When Money Failed The Egyptian Example In The Book Of Genesis Is The Pattern Predictor
lthough the global monetary order seen in modern times is infinitely more complex than the ancient agricultural economy found in the Egypt of the Pharaohs, I've learned the Bible always provides the best "lamp to my feet," in terms of worldly concerns. Thus, in the midst of what is obviously the beginning of a complete financial meltdown of the existing economic system, I turn to the Word of God for knowledge, guidance, and direction.
The first thing we see in the only example in Scripture which tells us the money actually "failed," is how the events were triggered by a significant shortage of food. As Egyptologists theorize the famine was weather related, and recent excessive rains and drought conditions have now generated serious shortfalls in global food output, we already see numerous parallels.
What is more intriguing is how the Scriptures tell us it was the prophetic knowledge of what was to come which proved to be the decisive factor in surviving the wholesale disruption of the food supply. In the very beginning, only one person knew what would occur, and that man was Joseph -- a son of the man known as Israel.

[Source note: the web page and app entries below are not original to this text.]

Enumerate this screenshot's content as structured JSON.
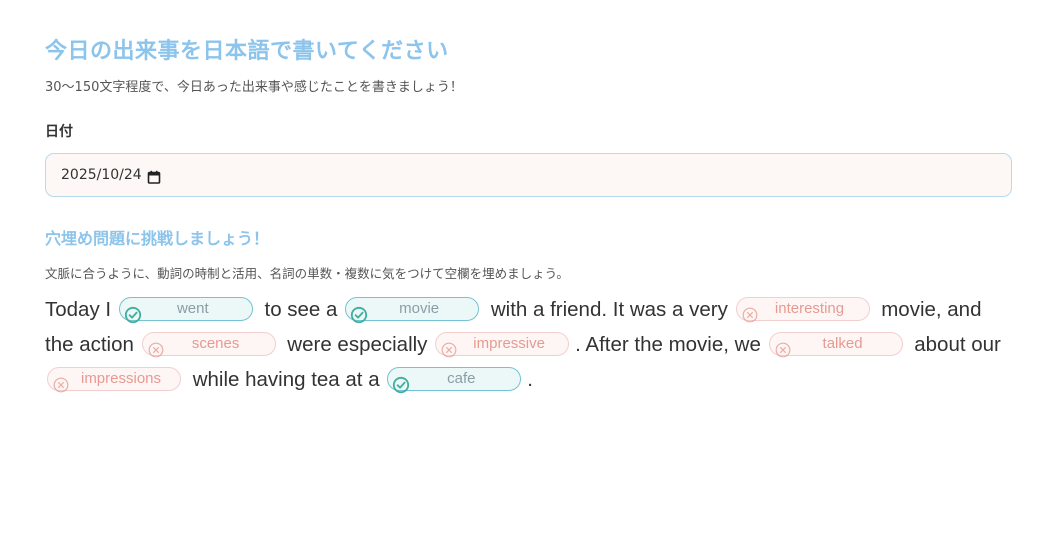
{
  "header": {
    "title": "今日の出来事を日本語で書いてください",
    "subtitle": "30～150文字程度で、今日あった出来事や感じたことを書きましょう！"
  },
  "date": {
    "label": "日付",
    "value": "2025/10/24"
  },
  "exercise": {
    "title": "穴埋め問題に挑戦しましょう！",
    "instruction": "文脈に合うように、動詞の時制と活用、名詞の単数・複数に気をつけて空欄を埋めましょう。",
    "segments": [
      {
        "type": "text",
        "text": "Today I "
      },
      {
        "type": "blank",
        "answer": "went",
        "status": "correct"
      },
      {
        "type": "text",
        "text": " to see a "
      },
      {
        "type": "blank",
        "answer": "movie",
        "status": "correct"
      },
      {
        "type": "text",
        "text": " with a friend. It was a very "
      },
      {
        "type": "blank",
        "answer": "interesting",
        "status": "incorrect"
      },
      {
        "type": "text",
        "text": " movie, and the action "
      },
      {
        "type": "blank",
        "answer": "scenes",
        "status": "incorrect"
      },
      {
        "type": "text",
        "text": " were especially "
      },
      {
        "type": "blank",
        "answer": "impressive",
        "status": "incorrect"
      },
      {
        "type": "text",
        "text": ". After the movie, we "
      },
      {
        "type": "blank",
        "answer": "talked",
        "status": "incorrect"
      },
      {
        "type": "text",
        "text": " about our "
      },
      {
        "type": "blank",
        "answer": "impressions",
        "status": "incorrect"
      },
      {
        "type": "text",
        "text": " while having tea at a "
      },
      {
        "type": "blank",
        "answer": "cafe",
        "status": "correct"
      },
      {
        "type": "text",
        "text": "."
      }
    ]
  },
  "colors": {
    "accent": "#8cc4ec",
    "correct_border": "#74c3d4",
    "correct_icon": "#3fae9c",
    "incorrect_border": "#f2cfcf",
    "incorrect_text": "#e79a92"
  },
  "icons": {
    "date": "calendar-icon",
    "correct": "check-circle-icon",
    "incorrect": "x-circle-icon"
  }
}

Most know the story of how the Pharaoh had a disturbing dream which Joseph interpreted as precognitive, and when the Egyptian king became convinced Joseph truly understood there was indeed a huge famine on the horizon, he commissioned the Israelite to take charge of preparations. After Joseph had prepared for many years for the great food shortage to come, when it arrived, they opened up the storehouses of grain which had been accumulated:
"And the famine was over all the face of the earth: and Joseph opened all the storehouses, and sold unto the Egyptians..." (Genesis 41:55)
It's obvious that supply and demand are always factors in any economy and, although there is no indication a desire for wealth was a factor in Pharaoh's provisioning, the nation of Egypt would have become enormously wealthy through the events which transpired. The text also says
"...the famine was over all the face of the earth....and all countries came into Egypt to Joseph for to buy corn..." (Genesis 41:56,57)
Because the commerce described was international in scope, it's a safe bet the media of exchange was related to precious metals, or other commodities widely recognized to be of value. For example, in genesis, we encounter
"...a company of Ishmaelites came from Gilead with their camels bearing spicery and balm and myrrh, going to carry it down to Egypt" (Genesis 37:25)
We see that, shortly after the Exodus account, the LORD includes precious stones in the accouterments of the priesthood. In addition to plenty of gold and silver, there we find Sardius, Topaz, Emeralds, Sapphires, Diamonds, and more (Exodus 28:17). Later, when the wise men came to the Christ child to pay him honour,
"...they saw the young child with Mary his mother, and fell down, and worshipped him; and when they had opened their treasures, they presented unto him gifts; gold, and frankincense, and myrrh" (Matthew 2:11)
As the Egyptian famine ensued, and became progressively worse (an obvious allegory of the tribulational cycle becoming increasingly severe), the text tells us the people confessed to Joseph that, although they had previously purchased grain, their crops had failed anyway.
Thus, the following season, the people came back to Joseph for grain ("corn" in the KJV). However, the famine had grown so severe that commerce had come to a grinding halt, as the effort to find food consumed every endeavor.
"And there was no bread in all the land; for the famine was very sore, so that the land of Egypt and all the land of Canaan fainted by reason of the famine" (Genesis 47:13)
At this point in time, we find the central government of the Pharaoh had absorbed all the funds throughout the land, and free enterprise and commerce, such as that seen with the caravans of traders (the Ishmaelites mentioned earlier as a prime example), had come to a complete halt.
Because the only commodity which was valued at that point was the food itself, the grain itself had become the only media of exchange that had any value -- so the crisis driven system of economics caused the entire order of money and commercial exchange to completely collapse.
"And when money failed in the land of Egypt, and in the land of Canaan, all the Egyptians came unto Joseph, and said, Give us bread: for why should we die in thy presence? for the money faileth" (Genesis 47:15)
An informative and insightful look at Joseph, and the political changes that occurred during his tenure in Egypt, are studied in audio form. For more, listen to the short online audio clip found at ENTRANCE INTO EGYPT: The Story Of Joseph.